The Kiffness releases “Celibate Healing” and gets candid with his own sexual urges

Y’all know how I feel about The Kiffness.

In this age of general online outrage, where we so desperately need to try to learn to laugh at ourselves again, The Kiffness (Dave Scott) has somewhat perfected this art while on his journey of becoming “the new Flight of the Conchords.”

His latest video for “Celibate Healing” started as an idea to create a very sexy-sounding R&B song and to flip the narrative of the usual “guy singing about how bad he wants a girl” and rather make it about how not keen he is. Brilliant.

Our favourites over at Dolph are responsible for the creation of “Camp Celibate”, where Scott has seemingly tried to isolate himself from society and the sexual temptations that come with it.

That is, until he sees a bear with a nice ass and well, he’s really not strong enough to resist any kind of temptation.

“Although it’s a funny concept, it’s not actually far off from what I went through in my early 20s at Rhodes. Throughout high school and varsity I was a devote Christian and still am, but with a slightly different outlook,” Scott explains to me.

He goes on to chat about how he was literally saving himself for marriage (ala The Jonas Brothers) but that he was constantly struggling with very natural day-to-day sexual urges.

“I had one foot in the church, and another foot in drinking, partying & hooking up with random girls and that constant limbo between the two took quite a severe toll on my psyche,” he confesses.

“This was all very well and good and I’m grateful for that time, but on the same token I found that isolating myself from that world almost made my sex drive more twisted and obscure. I could go weeks without feeling lust for someone or something, but then all it would take was a glance at a girl on the cover of a magazine to send my mind spiralling down into places I never wanted it to,” he says.

Scott wrote about the objectification of women and the reasons why he stopped watching porn, circa 2016, and I remember the reaction to his initial post wasn’t entirely positive although I’m not altogether sure why.

If the guy stopped watching porn because he wanted to better his life, who the hell is anyone to criticise? But moving along.

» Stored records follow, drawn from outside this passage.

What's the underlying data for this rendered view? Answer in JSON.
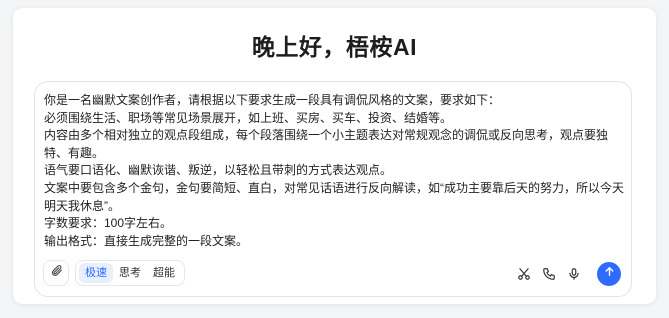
{
  "header": {
    "title": "晚上好，梧桉AI"
  },
  "prompt": {
    "lines": [
      "你是一名幽默文案创作者，请根据以下要求生成一段具有调侃风格的文案，要求如下：",
      "必须围绕生活、职场等常见场景展开，如上班、买房、买车、投资、结婚等。",
      "内容由多个相对独立的观点段组成，每个段落围绕一个小主题表达对常规观念的调侃或反向思考，观点要独特、有趣。",
      "语气要口语化、幽默诙谐、叛逆，以轻松且带刺的方式表达观点。",
      "文案中要包含多个金句，金句要简短、直白，对常见话语进行反向解读，如“成功主要靠后天的努力，所以今天明天我休息”。",
      "字数要求：100字左右。",
      "输出格式：直接生成完整的一段文案。"
    ]
  },
  "toolbar": {
    "attach_icon": "paperclip-icon",
    "modes": [
      {
        "label": "极速",
        "active": true
      },
      {
        "label": "思考",
        "active": false
      },
      {
        "label": "超能",
        "active": false
      }
    ],
    "right_icons": [
      "scissors-icon",
      "phone-icon",
      "microphone-icon"
    ],
    "send_icon": "arrow-up-icon"
  },
  "colors": {
    "accent": "#2f6bff",
    "active_mode_bg": "#e8f0ff"
  }
}
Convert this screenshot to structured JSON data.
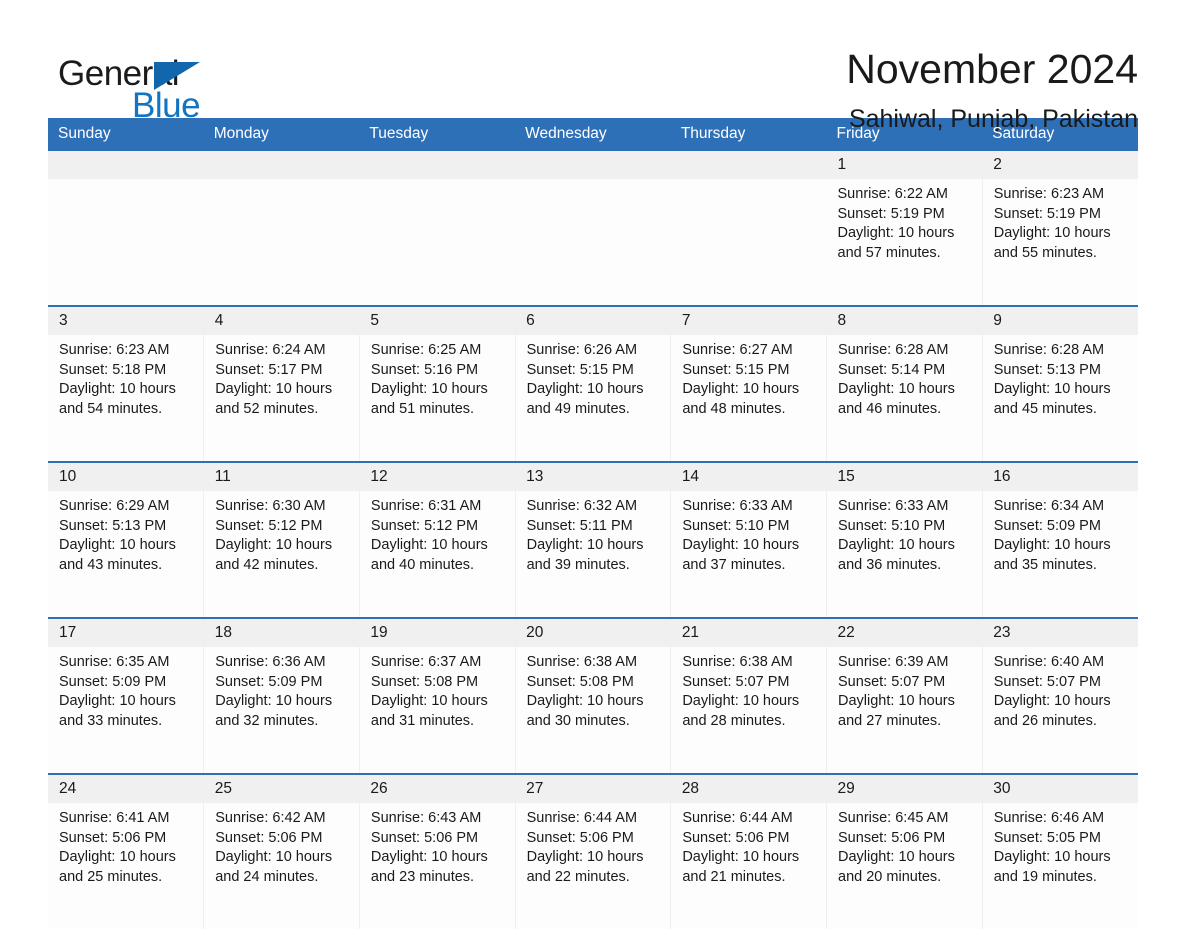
{
  "brand": {
    "name_part1": "General",
    "name_part2": "Blue",
    "logo_icon": "triangle-flag-icon",
    "colors": {
      "black": "#1b1b1b",
      "blue": "#1275c4",
      "triangle": "#1166ac"
    }
  },
  "header": {
    "title": "November 2024",
    "subtitle": "Sahiwal, Punjab, Pakistan"
  },
  "theme": {
    "header_blue": "#2e70b8",
    "daynum_band": "#f0f0f0",
    "cell_background": "#fdfdfd",
    "text": "#1a1a1a"
  },
  "weekdays": [
    "Sunday",
    "Monday",
    "Tuesday",
    "Wednesday",
    "Thursday",
    "Friday",
    "Saturday"
  ],
  "weeks": [
    {
      "days": [
        {
          "num": "",
          "empty": true
        },
        {
          "num": "",
          "empty": true
        },
        {
          "num": "",
          "empty": true
        },
        {
          "num": "",
          "empty": true
        },
        {
          "num": "",
          "empty": true
        },
        {
          "num": "1",
          "sunrise": "Sunrise: 6:22 AM",
          "sunset": "Sunset: 5:19 PM",
          "daylight_1": "Daylight: 10 hours",
          "daylight_2": "and 57 minutes."
        },
        {
          "num": "2",
          "sunrise": "Sunrise: 6:23 AM",
          "sunset": "Sunset: 5:19 PM",
          "daylight_1": "Daylight: 10 hours",
          "daylight_2": "and 55 minutes."
        }
      ]
    },
    {
      "days": [
        {
          "num": "3",
          "sunrise": "Sunrise: 6:23 AM",
          "sunset": "Sunset: 5:18 PM",
          "daylight_1": "Daylight: 10 hours",
          "daylight_2": "and 54 minutes."
        },
        {
          "num": "4",
          "sunrise": "Sunrise: 6:24 AM",
          "sunset": "Sunset: 5:17 PM",
          "daylight_1": "Daylight: 10 hours",
          "daylight_2": "and 52 minutes."
        },
        {
          "num": "5",
          "sunrise": "Sunrise: 6:25 AM",
          "sunset": "Sunset: 5:16 PM",
          "daylight_1": "Daylight: 10 hours",
          "daylight_2": "and 51 minutes."
        },
        {
          "num": "6",
          "sunrise": "Sunrise: 6:26 AM",
          "sunset": "Sunset: 5:15 PM",
          "daylight_1": "Daylight: 10 hours",
          "daylight_2": "and 49 minutes."
        },
        {
          "num": "7",
          "sunrise": "Sunrise: 6:27 AM",
          "sunset": "Sunset: 5:15 PM",
          "daylight_1": "Daylight: 10 hours",
          "daylight_2": "and 48 minutes."
        },
        {
          "num": "8",
          "sunrise": "Sunrise: 6:28 AM",
          "sunset": "Sunset: 5:14 PM",
          "daylight_1": "Daylight: 10 hours",
          "daylight_2": "and 46 minutes."
        },
        {
          "num": "9",
          "sunrise": "Sunrise: 6:28 AM",
          "sunset": "Sunset: 5:13 PM",
          "daylight_1": "Daylight: 10 hours",
          "daylight_2": "and 45 minutes."
        }
      ]
    },
    {
      "days": [
        {
          "num": "10",
          "sunrise": "Sunrise: 6:29 AM",
          "sunset": "Sunset: 5:13 PM",
          "daylight_1": "Daylight: 10 hours",
          "daylight_2": "and 43 minutes."
        },
        {
          "num": "11",
          "sunrise": "Sunrise: 6:30 AM",
          "sunset": "Sunset: 5:12 PM",
          "daylight_1": "Daylight: 10 hours",
          "daylight_2": "and 42 minutes."
        },
        {
          "num": "12",
          "sunrise": "Sunrise: 6:31 AM",
          "sunset": "Sunset: 5:12 PM",
          "daylight_1": "Daylight: 10 hours",
          "daylight_2": "and 40 minutes."
        },
        {
          "num": "13",
          "sunrise": "Sunrise: 6:32 AM",
          "sunset": "Sunset: 5:11 PM",
          "daylight_1": "Daylight: 10 hours",
          "daylight_2": "and 39 minutes."
        },
        {
          "num": "14",
          "sunrise": "Sunrise: 6:33 AM",
          "sunset": "Sunset: 5:10 PM",
          "daylight_1": "Daylight: 10 hours",
          "daylight_2": "and 37 minutes."
        },
        {
          "num": "15",
          "sunrise": "Sunrise: 6:33 AM",
          "sunset": "Sunset: 5:10 PM",
          "daylight_1": "Daylight: 10 hours",
          "daylight_2": "and 36 minutes."
        },
        {
          "num": "16",
          "sunrise": "Sunrise: 6:34 AM",
          "sunset": "Sunset: 5:09 PM",
          "daylight_1": "Daylight: 10 hours",
          "daylight_2": "and 35 minutes."
        }
      ]
    },
    {
      "days": [
        {
          "num": "17",
          "sunrise": "Sunrise: 6:35 AM",
          "sunset": "Sunset: 5:09 PM",
          "daylight_1": "Daylight: 10 hours",
          "daylight_2": "and 33 minutes."
        },
        {
          "num": "18",
          "sunrise": "Sunrise: 6:36 AM",
          "sunset": "Sunset: 5:09 PM",
          "daylight_1": "Daylight: 10 hours",
          "daylight_2": "and 32 minutes."
        },
        {
          "num": "19",
          "sunrise": "Sunrise: 6:37 AM",
          "sunset": "Sunset: 5:08 PM",
          "daylight_1": "Daylight: 10 hours",
          "daylight_2": "and 31 minutes."
        },
        {
          "num": "20",
          "sunrise": "Sunrise: 6:38 AM",
          "sunset": "Sunset: 5:08 PM",
          "daylight_1": "Daylight: 10 hours",
          "daylight_2": "and 30 minutes."
        },
        {
          "num": "21",
          "sunrise": "Sunrise: 6:38 AM",
          "sunset": "Sunset: 5:07 PM",
          "daylight_1": "Daylight: 10 hours",
          "daylight_2": "and 28 minutes."
        },
        {
          "num": "22",
          "sunrise": "Sunrise: 6:39 AM",
          "sunset": "Sunset: 5:07 PM",
          "daylight_1": "Daylight: 10 hours",
          "daylight_2": "and 27 minutes."
        },
        {
          "num": "23",
          "sunrise": "Sunrise: 6:40 AM",
          "sunset": "Sunset: 5:07 PM",
          "daylight_1": "Daylight: 10 hours",
          "daylight_2": "and 26 minutes."
        }
      ]
    },
    {
      "days": [
        {
          "num": "24",
          "sunrise": "Sunrise: 6:41 AM",
          "sunset": "Sunset: 5:06 PM",
          "daylight_1": "Daylight: 10 hours",
          "daylight_2": "and 25 minutes."
        },
        {
          "num": "25",
          "sunrise": "Sunrise: 6:42 AM",
          "sunset": "Sunset: 5:06 PM",
          "daylight_1": "Daylight: 10 hours",
          "daylight_2": "and 24 minutes."
        },
        {
          "num": "26",
          "sunrise": "Sunrise: 6:43 AM",
          "sunset": "Sunset: 5:06 PM",
          "daylight_1": "Daylight: 10 hours",
          "daylight_2": "and 23 minutes."
        },
        {
          "num": "27",
          "sunrise": "Sunrise: 6:44 AM",
          "sunset": "Sunset: 5:06 PM",
          "daylight_1": "Daylight: 10 hours",
          "daylight_2": "and 22 minutes."
        },
        {
          "num": "28",
          "sunrise": "Sunrise: 6:44 AM",
          "sunset": "Sunset: 5:06 PM",
          "daylight_1": "Daylight: 10 hours",
          "daylight_2": "and 21 minutes."
        },
        {
          "num": "29",
          "sunrise": "Sunrise: 6:45 AM",
          "sunset": "Sunset: 5:06 PM",
          "daylight_1": "Daylight: 10 hours",
          "daylight_2": "and 20 minutes."
        },
        {
          "num": "30",
          "sunrise": "Sunrise: 6:46 AM",
          "sunset": "Sunset: 5:05 PM",
          "daylight_1": "Daylight: 10 hours",
          "daylight_2": "and 19 minutes."
        }
      ]
    }
  ]
}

I’m all for the message that Scott is trying to convey here. When it boils down to it, he saying that it’s ok to try and be “better” but there’s a point at which suppressing your sexual urges is only doing yourself, and potentially others, more harm.

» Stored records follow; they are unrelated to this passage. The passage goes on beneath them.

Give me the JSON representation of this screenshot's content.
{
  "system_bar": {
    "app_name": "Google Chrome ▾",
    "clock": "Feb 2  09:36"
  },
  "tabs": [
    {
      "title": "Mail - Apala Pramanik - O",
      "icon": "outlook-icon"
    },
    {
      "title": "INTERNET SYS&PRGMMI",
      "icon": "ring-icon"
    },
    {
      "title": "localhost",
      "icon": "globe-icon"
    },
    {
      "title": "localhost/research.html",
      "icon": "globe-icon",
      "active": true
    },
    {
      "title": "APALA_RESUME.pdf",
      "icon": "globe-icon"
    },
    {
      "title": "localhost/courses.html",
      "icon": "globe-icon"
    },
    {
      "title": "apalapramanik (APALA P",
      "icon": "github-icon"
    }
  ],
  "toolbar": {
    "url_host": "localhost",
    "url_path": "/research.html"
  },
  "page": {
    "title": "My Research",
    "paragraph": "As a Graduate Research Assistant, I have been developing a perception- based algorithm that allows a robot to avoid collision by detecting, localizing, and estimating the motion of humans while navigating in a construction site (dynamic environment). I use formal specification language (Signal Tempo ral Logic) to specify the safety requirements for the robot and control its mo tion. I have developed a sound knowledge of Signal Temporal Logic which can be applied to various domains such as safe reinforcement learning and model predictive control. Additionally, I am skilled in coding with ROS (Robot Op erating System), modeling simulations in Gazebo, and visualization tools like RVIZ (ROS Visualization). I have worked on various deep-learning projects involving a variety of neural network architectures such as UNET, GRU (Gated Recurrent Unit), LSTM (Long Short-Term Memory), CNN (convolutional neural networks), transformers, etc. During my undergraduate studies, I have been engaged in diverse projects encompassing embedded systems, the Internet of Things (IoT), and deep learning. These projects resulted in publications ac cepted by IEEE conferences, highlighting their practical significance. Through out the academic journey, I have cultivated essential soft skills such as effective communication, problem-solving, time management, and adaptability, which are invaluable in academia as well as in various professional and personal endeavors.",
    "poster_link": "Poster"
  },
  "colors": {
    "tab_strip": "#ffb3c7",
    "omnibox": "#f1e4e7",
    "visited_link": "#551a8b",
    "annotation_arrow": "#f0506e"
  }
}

Think about that long and hard this lurvely Valentine’s Day, kids.